Rappelling with an injured person or a heavy haul bag is difficult, knowing how to rig a simple “V” with a 120cm sling will take the load off of you and put it onto the system. First, fold a 120cm sling in half and then make one side longer than the other, tie an overhand knot at the top with all 4 strands. You should now have a loop to clip your belay device into with two loops hanging below it, one long and one short. Connect the 4 stranded top loop and carabiner into a rappel device and onto the rope, connect the two lower loops, one to yourself and one to the haul bag or injured person. Add in a prusik backup and now you can rappel easily with heavy loads.
Create a two stranded loop in one end of your 120cm sling by tying a small double loop bowline, clip that loop to the bolt with a locking carabiner and then pull the tail of the sling tight to the 2nd bolt, tie an overhand knot, and clip that with another locker to the 2nd bolt.
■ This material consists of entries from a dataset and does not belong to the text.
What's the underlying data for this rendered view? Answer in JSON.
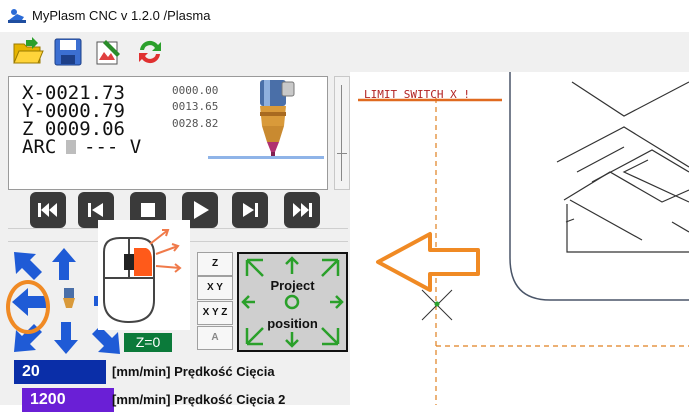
{
  "window": {
    "title": "MyPlasm CNC v 1.2.0  /Plasma"
  },
  "toolbar": {
    "icons": [
      "open-folder-icon",
      "save-icon",
      "edit-image-icon",
      "refresh-icon"
    ]
  },
  "coordinates": {
    "x": "X-0021.73",
    "y": "Y-0000.79",
    "z": "Z 0009.06",
    "arc": "ARC",
    "arc_value": "---  V",
    "small_x": "0000.00",
    "small_y": "0013.65",
    "small_z": "0028.82"
  },
  "playback": {
    "icons": [
      "skip-start-icon",
      "step-back-icon",
      "stop-icon",
      "play-icon",
      "step-forward-icon",
      "skip-end-icon"
    ]
  },
  "axis_buttons": {
    "z": "Z",
    "xy": "X Y",
    "xyz": "X Y Z",
    "a": "A"
  },
  "project_button": {
    "line1": "Project",
    "line2": "position"
  },
  "z_zero": "Z=0",
  "speeds": [
    {
      "value": "20",
      "label": "[mm/min] Prędkość Cięcia",
      "color": "#0a2ea8"
    },
    {
      "value": "1200",
      "label": "[mm/min] Prędkość Cięcia 2",
      "color": "#6a1fd6"
    }
  ],
  "canvas": {
    "status_message": "LIMIT SWITCH X !"
  },
  "colors": {
    "accent_orange": "#f08a24",
    "status_red": "#b22222",
    "toolbar_bg": "#f0f0f0"
  }
}
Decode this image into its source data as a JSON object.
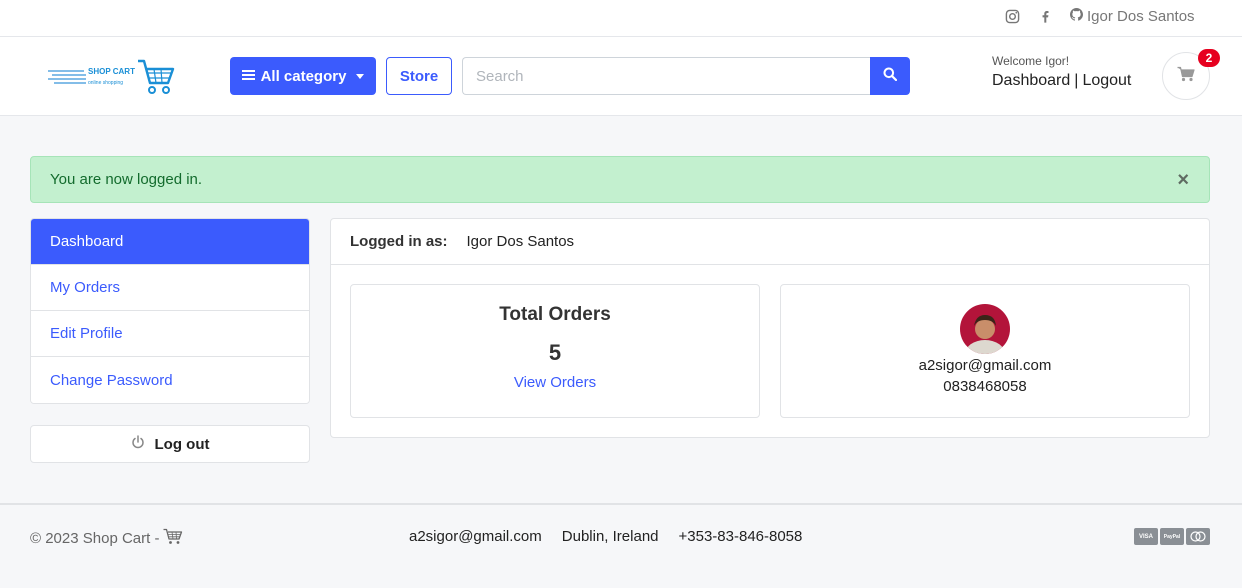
{
  "topbar": {
    "icons": [
      "instagram-icon",
      "facebook-icon",
      "github-icon"
    ],
    "user_name": "Igor Dos Santos"
  },
  "header": {
    "logo_text": "SHOP CART",
    "logo_subtext": "online shopping",
    "category_label": "All category",
    "store_label": "Store",
    "search_placeholder": "Search",
    "search_value": "",
    "welcome": "Welcome Igor!",
    "dashboard_link": "Dashboard",
    "separator": "|",
    "logout_link": "Logout",
    "cart_count": "2"
  },
  "alert": {
    "message": "You are now logged in.",
    "close": "×"
  },
  "sidebar": {
    "items": [
      {
        "label": "Dashboard",
        "active": true
      },
      {
        "label": "My Orders",
        "active": false
      },
      {
        "label": "Edit Profile",
        "active": false
      },
      {
        "label": "Change Password",
        "active": false
      }
    ],
    "logout_label": "Log out"
  },
  "main": {
    "logged_in_label": "Logged in as:",
    "user_name": "Igor Dos Santos",
    "orders": {
      "title": "Total Orders",
      "count": "5",
      "link": "View Orders"
    },
    "profile": {
      "email": "a2sigor@gmail.com",
      "phone": "0838468058"
    }
  },
  "footer": {
    "copyright": "© 2023 Shop Cart -",
    "email": "a2sigor@gmail.com",
    "location": "Dublin, Ireland",
    "phone": "+353-83-846-8058",
    "payments": [
      "VISA",
      "PayPal",
      "MC"
    ]
  },
  "colors": {
    "primary": "#3b5bfd",
    "alert_bg": "#c3f0cf",
    "badge": "#e6001f"
  }
}
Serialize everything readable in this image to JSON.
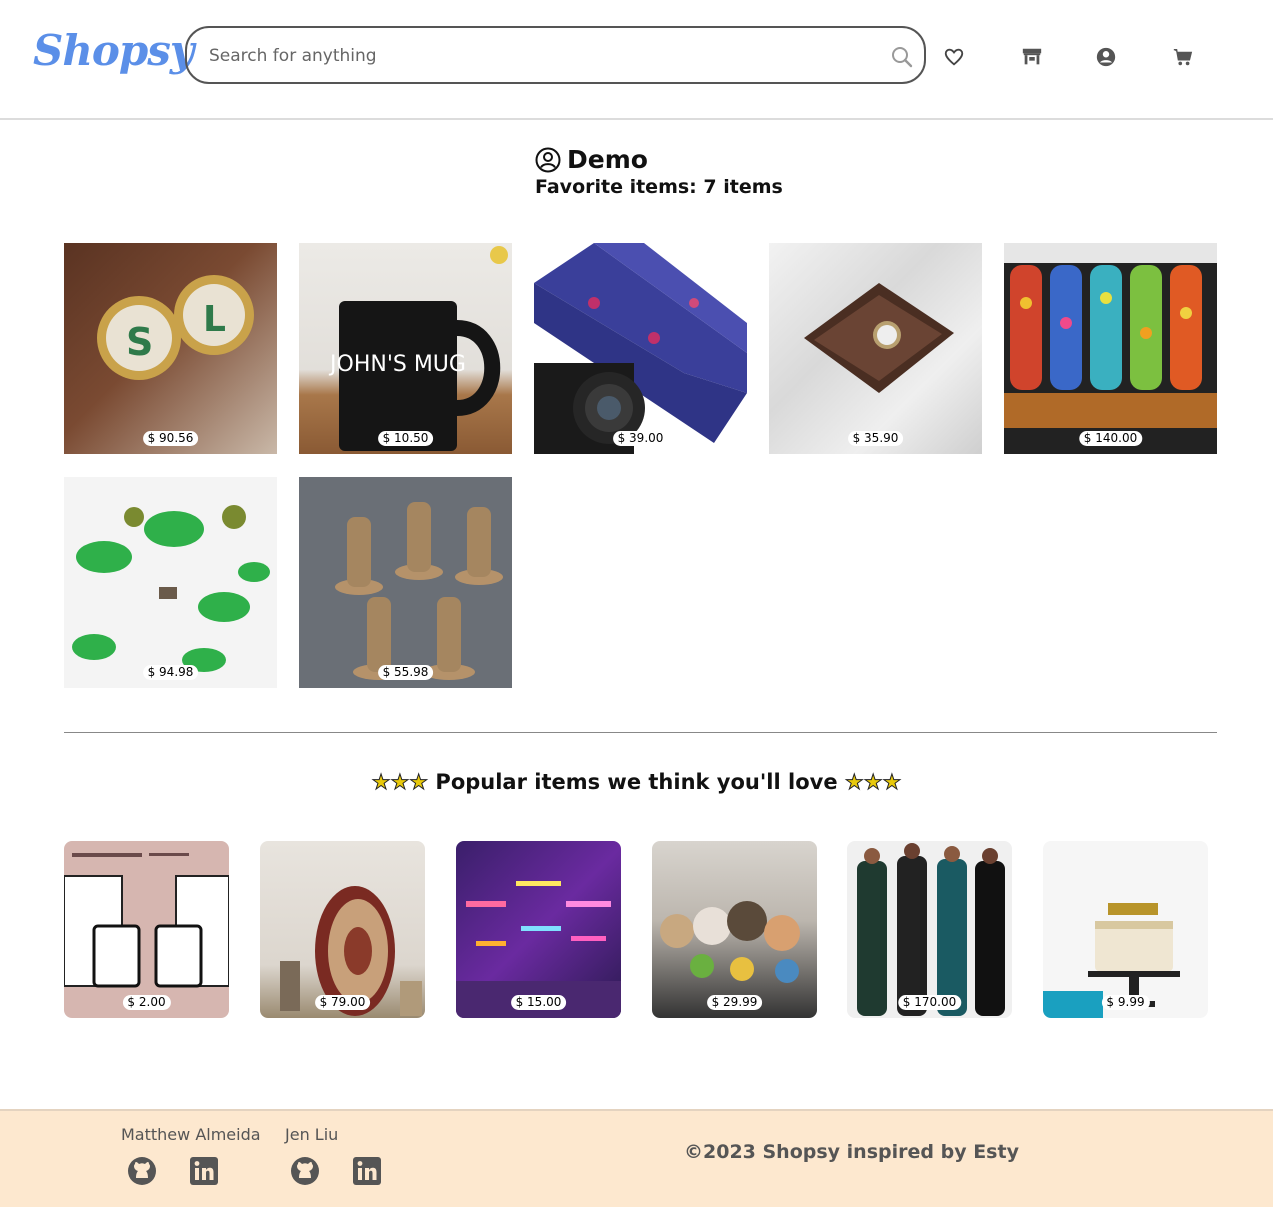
{
  "header": {
    "logo": "Shopsy",
    "search_placeholder": "Search for anything"
  },
  "profile": {
    "name": "Demo",
    "favorites_label": "Favorite items:",
    "favorites_count": "7 items"
  },
  "favorites": [
    {
      "price": "$ 90.56"
    },
    {
      "price": "$ 10.50",
      "mug_text": "JOHN'S MUG"
    },
    {
      "price": "$ 39.00"
    },
    {
      "price": "$ 35.90"
    },
    {
      "price": "$ 140.00"
    },
    {
      "price": "$ 94.98"
    },
    {
      "price": "$ 55.98"
    }
  ],
  "popular": {
    "title": "Popular items we think you'll love",
    "stars": "★★★",
    "items": [
      {
        "price": "$ 2.00"
      },
      {
        "price": "$ 79.00"
      },
      {
        "price": "$ 15.00"
      },
      {
        "price": "$ 29.99"
      },
      {
        "price": "$ 170.00"
      },
      {
        "price": "$ 9.99"
      }
    ]
  },
  "footer": {
    "developers": [
      {
        "name": "Matthew Almeida"
      },
      {
        "name": "Jen Liu"
      }
    ],
    "copyright": "©2023 Shopsy inspired by Esty"
  },
  "colors": {
    "logo": "#5b8fe8",
    "footer_bg": "#fde8cf",
    "icon": "#555555"
  }
}
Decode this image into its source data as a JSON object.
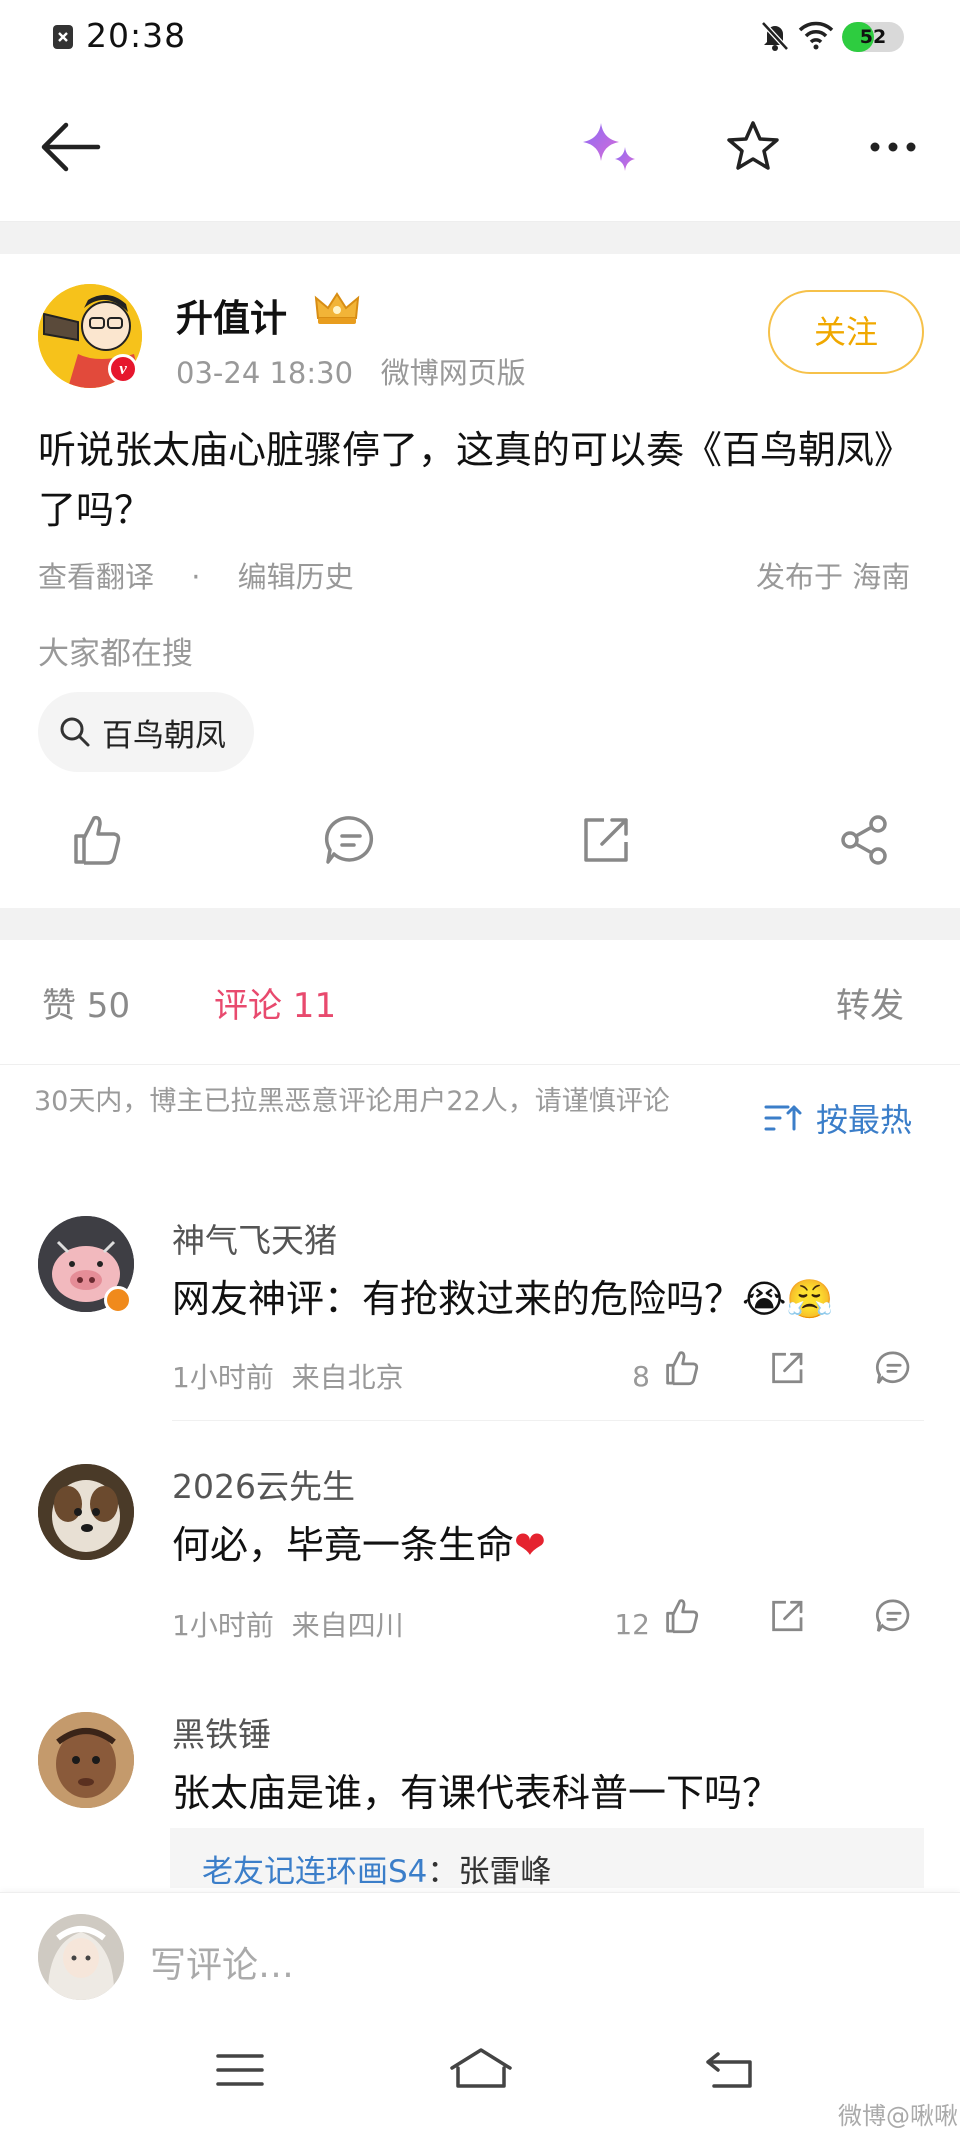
{
  "status_bar": {
    "time": "20:38",
    "battery": "52",
    "battery_level": 0.52
  },
  "nav": {
    "icons": [
      "back-arrow-icon",
      "ai-sparkle-icon",
      "star-outline-icon",
      "more-dots-icon"
    ]
  },
  "post": {
    "author": "升值计",
    "time": "03-24 18:30",
    "source": "微博网页版",
    "follow_label": "关注",
    "text": "听说张太庙心脏骤停了，这真的可以奏《百鸟朝凤》了吗？",
    "translate": "查看翻译",
    "dot": "·",
    "edit_history": "编辑历史",
    "location": "发布于 海南",
    "hot_search_label": "大家都在搜",
    "hot_search_term": "百鸟朝凤"
  },
  "tabs": {
    "likes": "赞 50",
    "comments": "评论 11",
    "reposts": "转发"
  },
  "notice": "30天内，博主已拉黑恶意评论用户22人，请谨慎评论",
  "sort_label": "按最热",
  "comments": [
    {
      "name": "神气飞天猪",
      "text": "网友神评：有抢救过来的危险吗？",
      "emoji": "😭😤",
      "time": "1小时前",
      "location": "来自北京",
      "likes": "8"
    },
    {
      "name": "2026云先生",
      "text": "何必，毕竟一条生命",
      "emoji": "❤",
      "time": "1小时前",
      "location": "来自四川",
      "likes": "12"
    },
    {
      "name": "黑铁锤",
      "text": "张太庙是谁，有课代表科普一下吗？"
    }
  ],
  "quote": {
    "link": "老友记连环画S4",
    "text": "：张雷峰"
  },
  "composer": {
    "placeholder": "写评论…"
  },
  "watermark": "微博@啾啾",
  "colors": {
    "accent_pink": "#e84a6e",
    "follow_yellow": "#f0a800",
    "link_blue": "#3b7ec9"
  }
}
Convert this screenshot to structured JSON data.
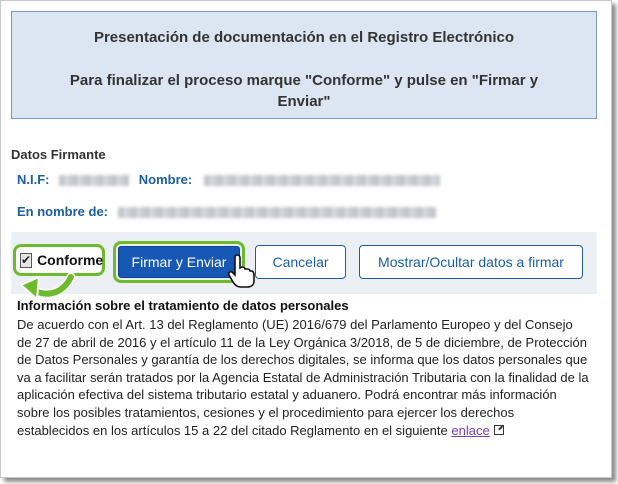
{
  "header": {
    "title": "Presentación de documentación en el Registro Electrónico",
    "instruction": "Para finalizar el proceso marque \"Conforme\" y pulse en \"Firmar y Enviar\""
  },
  "signer": {
    "section_title": "Datos Firmante",
    "nif_label": "N.I.F:",
    "nombre_label": "Nombre:",
    "on_behalf_label": "En nombre de:"
  },
  "actions": {
    "conforme_label": "Conforme",
    "conforme_checked": true,
    "sign_button": "Firmar y Enviar",
    "cancel_button": "Cancelar",
    "toggle_data_button": "Mostrar/Ocultar datos a firmar"
  },
  "privacy": {
    "title": "Información sobre el tratamiento de datos personales",
    "body": "De acuerdo con el Art. 13 del Reglamento (UE) 2016/679 del Parlamento Europeo y del Consejo de 27 de abril de 2016 y el artículo 11 de la Ley Orgánica 3/2018, de 5 de diciembre, de Protección de Datos Personales y garantía de los derechos digitales, se informa que los datos personales que va a facilitar serán tratados por la Agencia Estatal de Administración Tributaria con la finalidad de la aplicación efectiva del sistema tributario estatal y aduanero. Podrá encontrar más información sobre los posibles tratamientos, cesiones y el procedimiento para ejercer los derechos establecidos en los artículos 15 a 22 del citado Reglamento en el siguiente",
    "link_text": "enlace"
  },
  "icons": {
    "arrow": "green-arrow-icon",
    "cursor": "hand-pointer-icon",
    "external": "external-link-icon"
  },
  "colors": {
    "accent_green": "#6dbb2d",
    "primary_blue": "#1658b4",
    "label_blue": "#1c5ea3",
    "header_bg": "#dbe6f2"
  }
}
Attach a large HMS locking carabiner to the leftover loop and you are ready to put your leader on belay with a munter hitch in the HMS. This system is relatively new in Canada but is fast becoming an adopted technique in a variety of direct anchor belay situations.
The original and classic use of a 120cm sling. Throw it over a natural horn of rock, wrap it around a tree or chock stone and connect it to your rope with a carabiner. The alpinists reading this will often take 3 or 4 120cm slings on ridges and alpine faces. They are invaluable for reducing rope drag, saving cams and nuts for other sections, and offer quick easy protection when natural features appear on a route.
If you have ever pulled over a large roof or around a corner and then looked back as your rope gets pulled into the rock you will understand how badly rope drag can stop your upwards progression. Anticipate these huge direction changes and extend your protection so your rope avoids the lips of roofs or other sharp edges to reduce rope drag save your rope from unneccesary wear and tear.
While our last point isn't an actual use for a 120cm sling, it's certainly not the least. It's important to know how to rack slings for easy use and quick access. Don't half them and slip them over your head, they will become tangled or trapped by your pack. It's best to make them into a loop using a single non-locking carabiner, have this loop over your shoulder and around your chest. When you need a 120cm sling just unclip one side and pull. This method allows the sling to slip from under packs and stops them becoming tangled, it also allows you to have a carabiner ready to use in your hand when extending a cam or slinging natural protection.
The 120cm sling has been used for generations, it gets added around the shoulders of climbers on every alpine trip or wrapped up and tucked behind harnesses of rock climbers when heading out multi-pitching. The humble sling has rightfully earned its spot on your gear list so learn these 10 tricks and it may become the most versatile tool on your rack. Light, efficient, multi-use, often life saving, quiet and under appreciated the 120 sling is the unsung hero on your rack.